Instructions for the task: In the entries below, find the string "culture" and return each line holding it.

(Dataset rows for apps and sites)
++++++++

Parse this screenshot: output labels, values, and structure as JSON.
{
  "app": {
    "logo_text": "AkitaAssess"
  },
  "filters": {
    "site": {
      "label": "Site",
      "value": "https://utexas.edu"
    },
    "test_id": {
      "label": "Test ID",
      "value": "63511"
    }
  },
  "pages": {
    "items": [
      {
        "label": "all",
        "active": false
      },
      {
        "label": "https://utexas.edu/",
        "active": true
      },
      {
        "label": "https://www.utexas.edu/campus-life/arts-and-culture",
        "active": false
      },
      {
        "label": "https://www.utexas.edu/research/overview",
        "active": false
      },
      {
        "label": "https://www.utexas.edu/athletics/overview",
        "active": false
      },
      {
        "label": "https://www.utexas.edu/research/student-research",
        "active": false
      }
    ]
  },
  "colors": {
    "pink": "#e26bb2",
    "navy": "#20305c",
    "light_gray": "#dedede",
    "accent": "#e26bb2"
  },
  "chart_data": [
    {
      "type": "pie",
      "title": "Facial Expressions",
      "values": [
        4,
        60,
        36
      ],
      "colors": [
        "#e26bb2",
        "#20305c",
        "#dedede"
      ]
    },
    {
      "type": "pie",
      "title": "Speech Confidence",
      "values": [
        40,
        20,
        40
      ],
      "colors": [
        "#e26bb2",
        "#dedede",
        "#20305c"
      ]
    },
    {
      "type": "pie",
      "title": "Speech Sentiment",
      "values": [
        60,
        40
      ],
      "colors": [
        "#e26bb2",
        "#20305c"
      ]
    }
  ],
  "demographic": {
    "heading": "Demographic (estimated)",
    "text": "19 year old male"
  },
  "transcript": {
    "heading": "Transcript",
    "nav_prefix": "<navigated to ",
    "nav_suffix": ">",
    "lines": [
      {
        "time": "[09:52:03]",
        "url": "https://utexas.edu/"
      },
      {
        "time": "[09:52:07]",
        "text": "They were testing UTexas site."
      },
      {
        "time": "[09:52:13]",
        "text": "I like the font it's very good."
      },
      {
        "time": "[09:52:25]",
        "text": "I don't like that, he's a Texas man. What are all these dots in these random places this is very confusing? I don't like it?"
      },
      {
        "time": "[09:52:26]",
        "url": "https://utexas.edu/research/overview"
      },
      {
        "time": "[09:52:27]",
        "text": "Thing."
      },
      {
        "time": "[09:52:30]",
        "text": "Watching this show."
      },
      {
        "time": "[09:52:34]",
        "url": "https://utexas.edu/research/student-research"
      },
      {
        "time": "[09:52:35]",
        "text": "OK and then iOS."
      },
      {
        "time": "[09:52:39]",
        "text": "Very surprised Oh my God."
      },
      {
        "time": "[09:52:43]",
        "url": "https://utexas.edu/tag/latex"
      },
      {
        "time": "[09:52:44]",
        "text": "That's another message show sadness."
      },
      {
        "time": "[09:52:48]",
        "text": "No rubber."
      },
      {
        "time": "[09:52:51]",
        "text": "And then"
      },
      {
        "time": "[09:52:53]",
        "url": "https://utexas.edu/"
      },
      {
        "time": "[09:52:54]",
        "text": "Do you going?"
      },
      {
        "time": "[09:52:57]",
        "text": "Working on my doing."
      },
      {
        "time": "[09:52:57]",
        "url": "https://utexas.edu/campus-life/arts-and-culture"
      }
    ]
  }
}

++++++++

Answer section:
        "label": "https://www.utexas.edu/campus-life/arts-and-culture",
        "url": "https://utexas.edu/campus-life/arts-and-culture"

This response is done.